In this lesson we'll look at hashHistory which uses a hash hack to track our route changes vs browserHistory which delivers clean urls, but requires server work to implement
We're looking at our standard, three page, single page application, and we're using hash history to keep track of the URL history in our router. In production, what we want to use is something called browser history.
If I reload over here, we can see that, rather than getting the hashtag path, we'll just get a very clean /about and /contact. In order to use this, though, you're going to need to set up your server to always return your application at any route.
Generally speaking, that means in an express application, you're just going to return index HTML every single time a URL is called. Then the single page application will take care of the routing.
The downside to not using hash history in these lessons, where we're not really going to go into setting up your server, is that when we jump to a path like /about and reload, we're not going to get that path. If we switch back to hash history, and go back to our root path, we can get to our individual routes.

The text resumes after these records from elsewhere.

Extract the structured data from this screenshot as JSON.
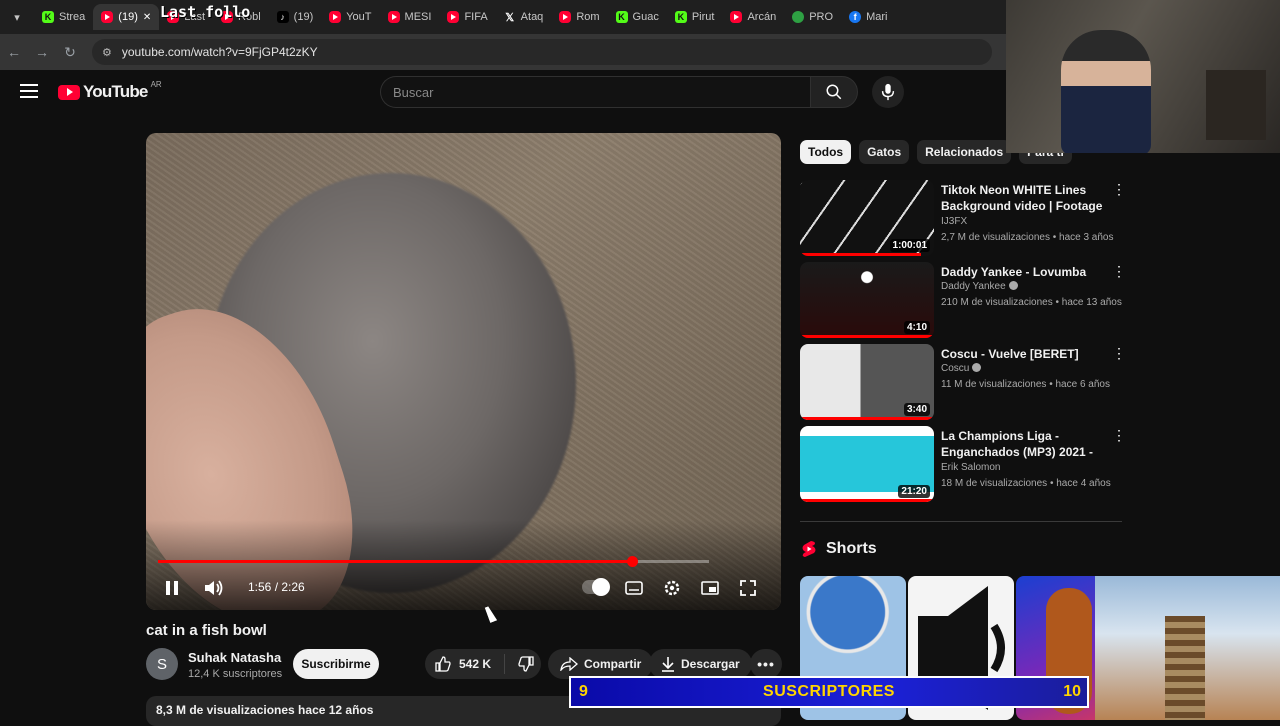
{
  "browser": {
    "tabs": [
      {
        "label": "Strea",
        "icon": "kick"
      },
      {
        "label": "(19)",
        "icon": "youtube",
        "active": true
      },
      {
        "label": "Last",
        "icon": "youtube"
      },
      {
        "label": "Robl",
        "icon": "youtube"
      },
      {
        "label": "(19)",
        "icon": "tiktok"
      },
      {
        "label": "YouT",
        "icon": "youtube"
      },
      {
        "label": "MESI",
        "icon": "youtube"
      },
      {
        "label": "FIFA",
        "icon": "youtube"
      },
      {
        "label": "Ataq",
        "icon": "x"
      },
      {
        "label": "Rom",
        "icon": "youtube"
      },
      {
        "label": "Guac",
        "icon": "kick"
      },
      {
        "label": "Pirut",
        "icon": "kick"
      },
      {
        "label": "Arcán",
        "icon": "youtube"
      },
      {
        "label": "PRO",
        "icon": "generic"
      },
      {
        "label": "Mari",
        "icon": "facebook"
      }
    ],
    "url": "youtube.com/watch?v=9FjGP4t2zKY"
  },
  "stream_overlay": {
    "banner_text": "Last follo",
    "sub_goal": {
      "current": "9",
      "label": "SUSCRIPTORES",
      "target": "10"
    }
  },
  "youtube": {
    "logo_text": "YouTube",
    "country_code": "AR",
    "search": {
      "placeholder": "Buscar"
    },
    "player": {
      "time": "1:56 / 2:26",
      "progress": 0.86
    },
    "video": {
      "title": "cat in a fish bowl",
      "channel": "Suhak Natasha",
      "channel_initial": "S",
      "subscribers": "12,4 K suscriptores",
      "subscribe_label": "Suscribirme",
      "likes": "542 K",
      "share_label": "Compartir",
      "download_label": "Descargar",
      "views_date": "8,3 M de visualizaciones  hace 12 años"
    },
    "chips": [
      "Todos",
      "Gatos",
      "Relacionados",
      "Para ti"
    ],
    "recommendations": [
      {
        "title": "Tiktok Neon WHITE Lines Background video | Footage | ...",
        "channel": "IJ3FX",
        "verified": false,
        "meta": "2,7 M de visualizaciones • hace 3 años",
        "duration": "1:00:01",
        "watched": 0.9
      },
      {
        "title": "Daddy Yankee - Lovumba",
        "channel": "Daddy Yankee",
        "verified": true,
        "meta": "210 M de visualizaciones • hace 13 años",
        "duration": "4:10",
        "watched": 1.0
      },
      {
        "title": "Coscu - Vuelve [BERET]",
        "channel": "Coscu",
        "verified": true,
        "meta": "11 M de visualizaciones • hace 6 años",
        "duration": "3:40",
        "watched": 1.0
      },
      {
        "title": "La Champions Liga - Enganchados (MP3) 2021 - ...",
        "channel": "Erik Salomon",
        "verified": false,
        "meta": "18 M de visualizaciones • hace 4 años",
        "duration": "21:20",
        "watched": 1.0
      }
    ],
    "shorts_label": "Shorts",
    "colors": {
      "accent": "#ff0033",
      "bg": "#0f0f0f"
    }
  }
}
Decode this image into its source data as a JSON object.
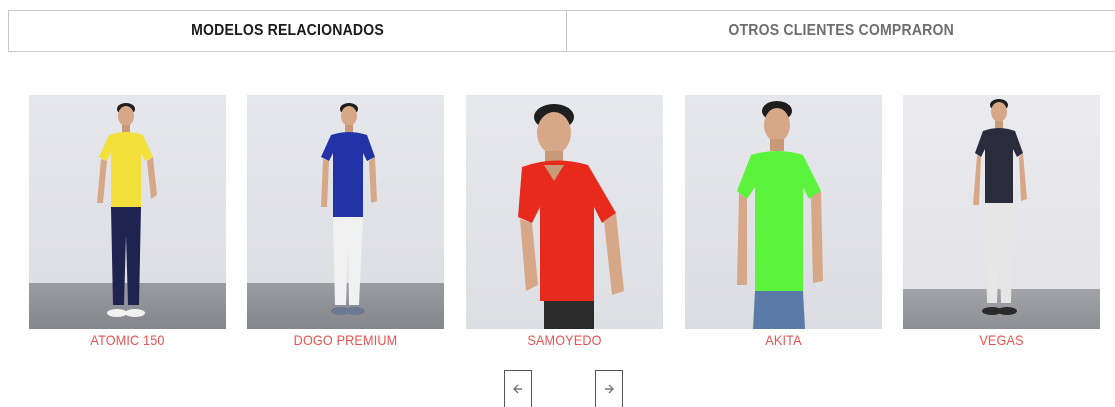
{
  "tabs": [
    {
      "label": "MODELOS  RELACIONADOS",
      "active": true
    },
    {
      "label": "OTROS CLIENTES COMPRARON",
      "active": false
    }
  ],
  "products": [
    {
      "name": "ATOMIC 150",
      "shirt_color": "#f3e03a",
      "pants_color": "#1e2350"
    },
    {
      "name": "DOGO PREMIUM",
      "shirt_color": "#2233a8",
      "pants_color": "#f1f1f1"
    },
    {
      "name": "SAMOYEDO",
      "shirt_color": "#e82a1c",
      "pants_color": "#2a2a2a"
    },
    {
      "name": "AKITA",
      "shirt_color": "#5cf33c",
      "pants_color": "#5a7aa8"
    },
    {
      "name": "VEGAS",
      "shirt_color": "#2a2c3c",
      "pants_color": "#e6e6e6"
    }
  ],
  "colors": {
    "product_name": "#e8534f",
    "tab_border": "#c8c8c8"
  },
  "nav": {
    "prev_icon": "arrow-left-icon",
    "next_icon": "arrow-right-icon"
  }
}
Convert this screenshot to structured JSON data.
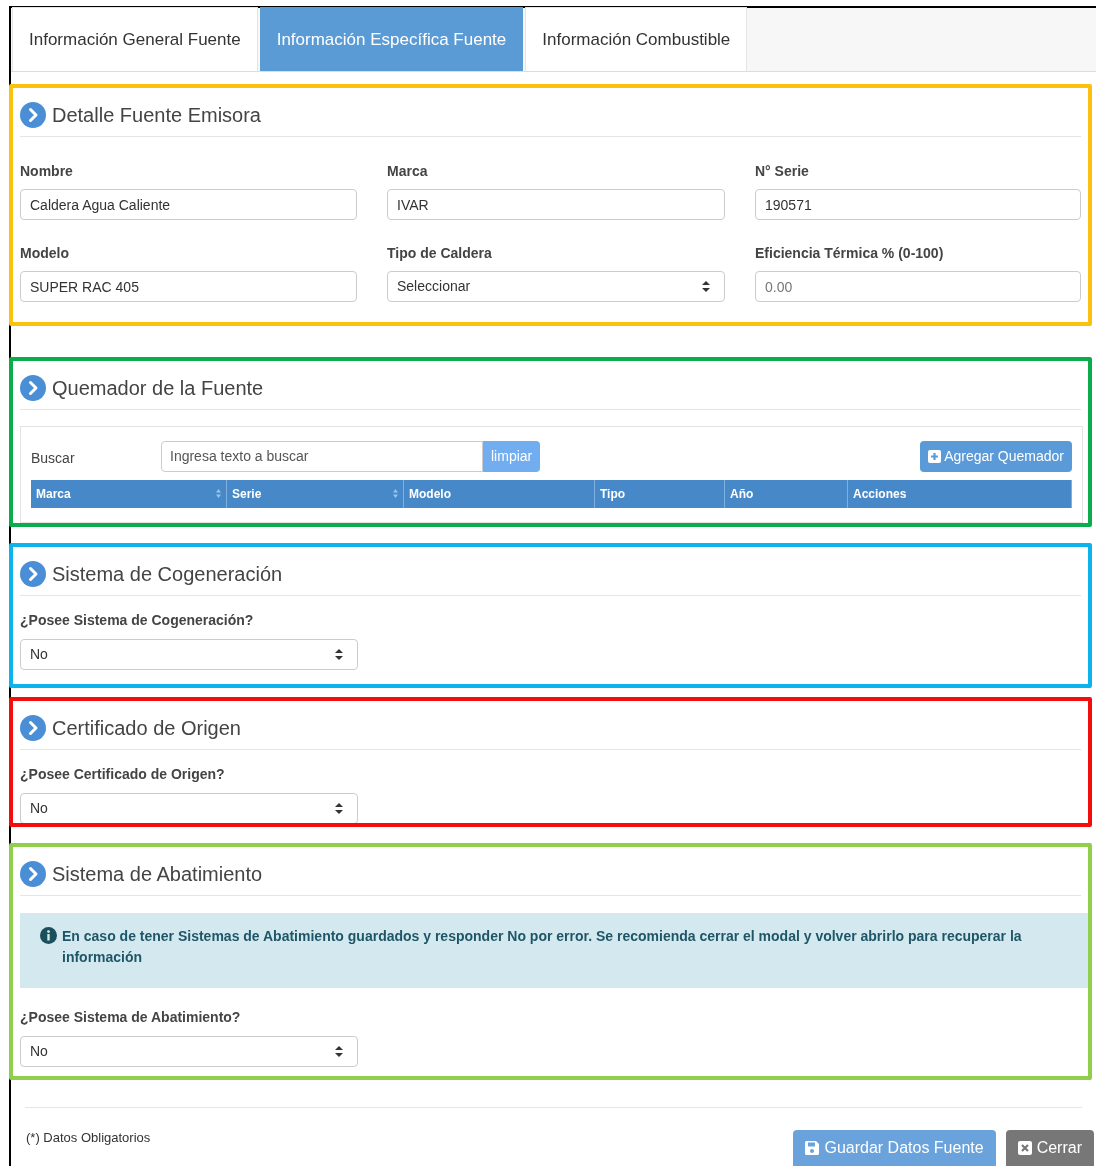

We are going to get this /hashtag, /our path name, then a query string, with a parameter of underscore K, followed by some form of hash that's being used to keep track of our path so that, as we navigate through, we can simply use our back and forward buttons to navigate through that.